*BRIEF*.
Give the count of lines in the data that include the string "this", with no added remarks.

*MATERIAL PROVIDED*.
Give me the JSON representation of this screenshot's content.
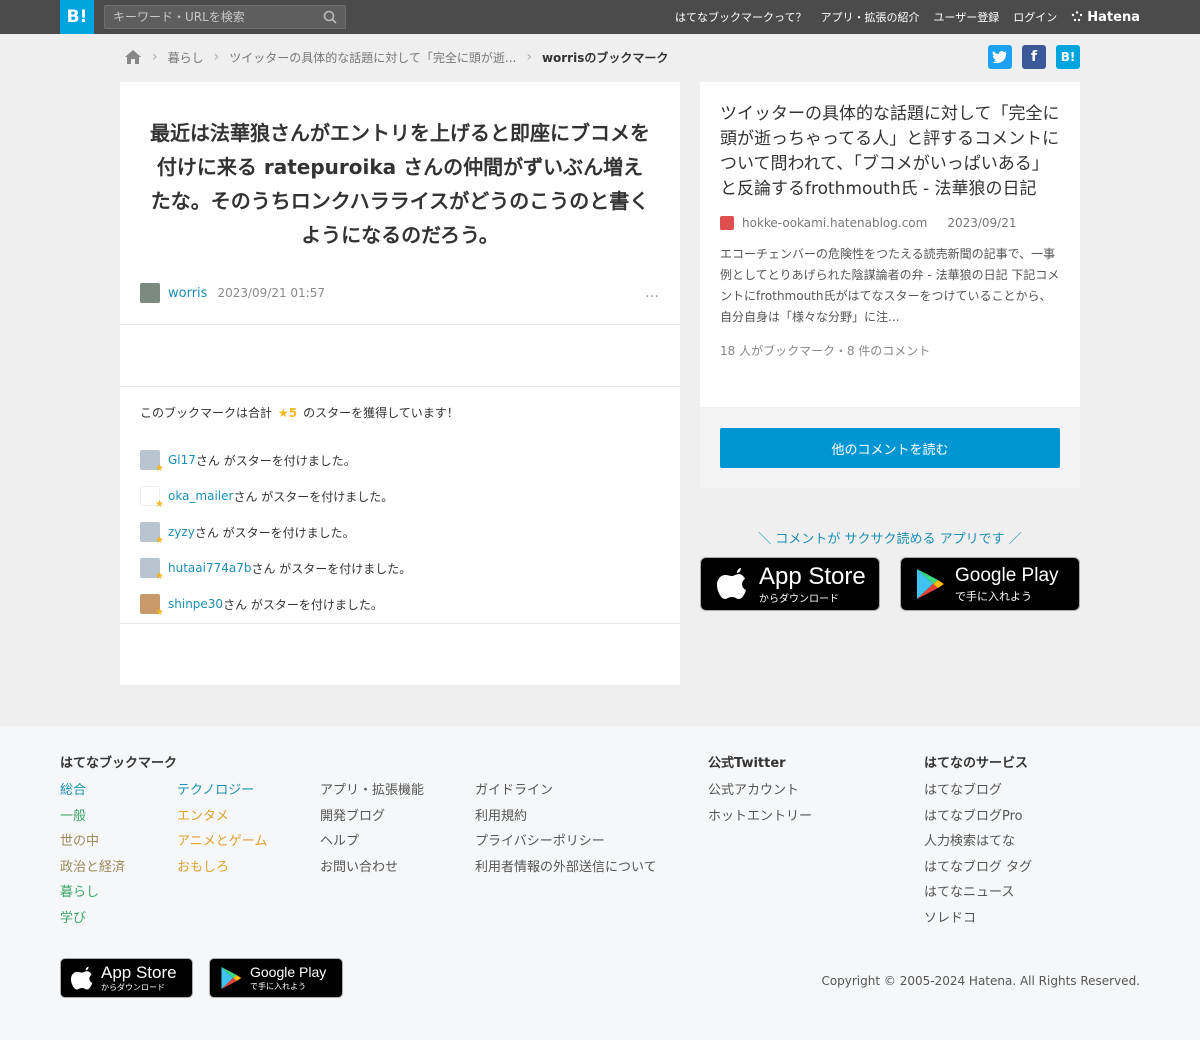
{
  "header": {
    "logo": "B!",
    "search_placeholder": "キーワード・URLを検索",
    "nav": [
      "はてなブックマークって？",
      "アプリ・拡張の紹介",
      "ユーザー登録",
      "ログイン"
    ],
    "hatena": "Hatena"
  },
  "breadcrumb": {
    "items": [
      "暮らし",
      "ツイッターの具体的な話題に対して「完全に頭が逝...",
      "worrisのブックマーク"
    ]
  },
  "share": [
    "twitter",
    "facebook",
    "B!"
  ],
  "comment": {
    "text": "最近は法華狼さんがエントリを上げると即座にブコメを付けに来る ratepuroika さんの仲間がずいぶん増えたな。そのうちロンクハラライスがどうのこうのと書くようになるのだろう。",
    "user": "worris",
    "date": "2023/09/21 01:57",
    "more": "…"
  },
  "stars": {
    "summary_prefix": "このブックマークは合計",
    "count": "★5",
    "summary_suffix": "のスターを獲得しています！",
    "suffix": "さん がスターを付けました。",
    "users": [
      "Gl17",
      "oka_mailer",
      "zyzy",
      "hutaai774a7b",
      "shinpe30"
    ]
  },
  "entry": {
    "title": "ツイッターの具体的な話題に対して「完全に頭が逝っちゃってる人」と評するコメントについて問われて、「ブコメがいっぱいある」と反論するfrothmouth氏 - 法華狼の日記",
    "source": "hokke-ookami.hatenablog.com",
    "date": "2023/09/21",
    "description": "エコーチェンバーの危険性をつたえる読売新聞の記事で、一事例としてとりあげられた陰謀論者の弁 - 法華狼の日記 下記コメントにfrothmouth氏がはてなスターをつけていることから、自分自身は「様々な分野」に注...",
    "counts": "18 人がブックマーク・8 件のコメント",
    "read_more": "他のコメントを読む"
  },
  "promo": "＼ コメントが サクサク読める アプリです ／",
  "badges": {
    "appstore_title": "App Store",
    "appstore_sub": "からダウンロード",
    "googleplay_title": "Google Play",
    "googleplay_sub": "で手に入れよう"
  },
  "footer": {
    "bookmark_heading": "はてなブックマーク",
    "categories1": [
      "総合",
      "一般",
      "世の中",
      "政治と経済",
      "暮らし",
      "学び"
    ],
    "categories2": [
      "テクノロジー",
      "エンタメ",
      "アニメとゲーム",
      "おもしろ"
    ],
    "links1": [
      "アプリ・拡張機能",
      "開発ブログ",
      "ヘルプ",
      "お問い合わせ"
    ],
    "links2": [
      "ガイドライン",
      "利用規約",
      "プライバシーポリシー",
      "利用者情報の外部送信について"
    ],
    "twitter_heading": "公式Twitter",
    "twitter_links": [
      "公式アカウント",
      "ホットエントリー"
    ],
    "services_heading": "はてなのサービス",
    "services": [
      "はてなブログ",
      "はてなブログPro",
      "人力検索はてな",
      "はてなブログ タグ",
      "はてなニュース",
      "ソレドコ"
    ],
    "copyright": "Copyright © 2005-2024 Hatena. All Rights Reserved."
  },
  "colors": {
    "brand": "#00a4de",
    "link": "#1a8fb5",
    "star": "#f5b520",
    "button": "#0096d3",
    "cat_colors": [
      "#1a8fb5",
      "#3aa56a",
      "#9b8a5a",
      "#9b8a5a",
      "#3aa56a",
      "#3aa56a"
    ],
    "cat2_colors": [
      "#1a8fb5",
      "#e0a030",
      "#e0a030",
      "#e0a030"
    ]
  }
}
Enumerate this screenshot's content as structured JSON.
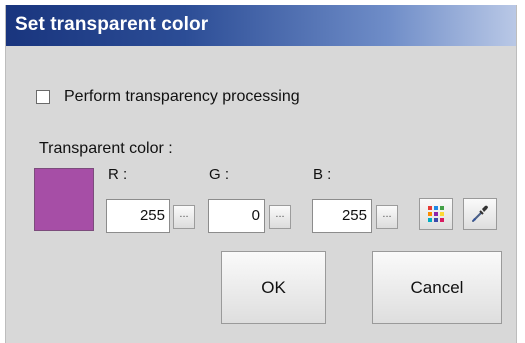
{
  "window": {
    "title": "Set transparent color"
  },
  "transparency": {
    "checkbox_label": "Perform transparency processing",
    "checked": false
  },
  "color": {
    "section_label": "Transparent color :",
    "swatch_color": "#a64ea6",
    "r": {
      "label": "R :",
      "value": "255",
      "more": "..."
    },
    "g": {
      "label": "G :",
      "value": "0",
      "more": "..."
    },
    "b": {
      "label": "B :",
      "value": "255",
      "more": "..."
    }
  },
  "tools": {
    "palette_icon": "color-palette-icon",
    "picker_icon": "eyedropper-icon"
  },
  "buttons": {
    "ok": "OK",
    "cancel": "Cancel"
  },
  "colors": {
    "title_start": "#19357e",
    "title_end": "#b9c8e6",
    "dialog_bg": "#d8d8d8"
  }
}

*WORKED SOLUTION*.
2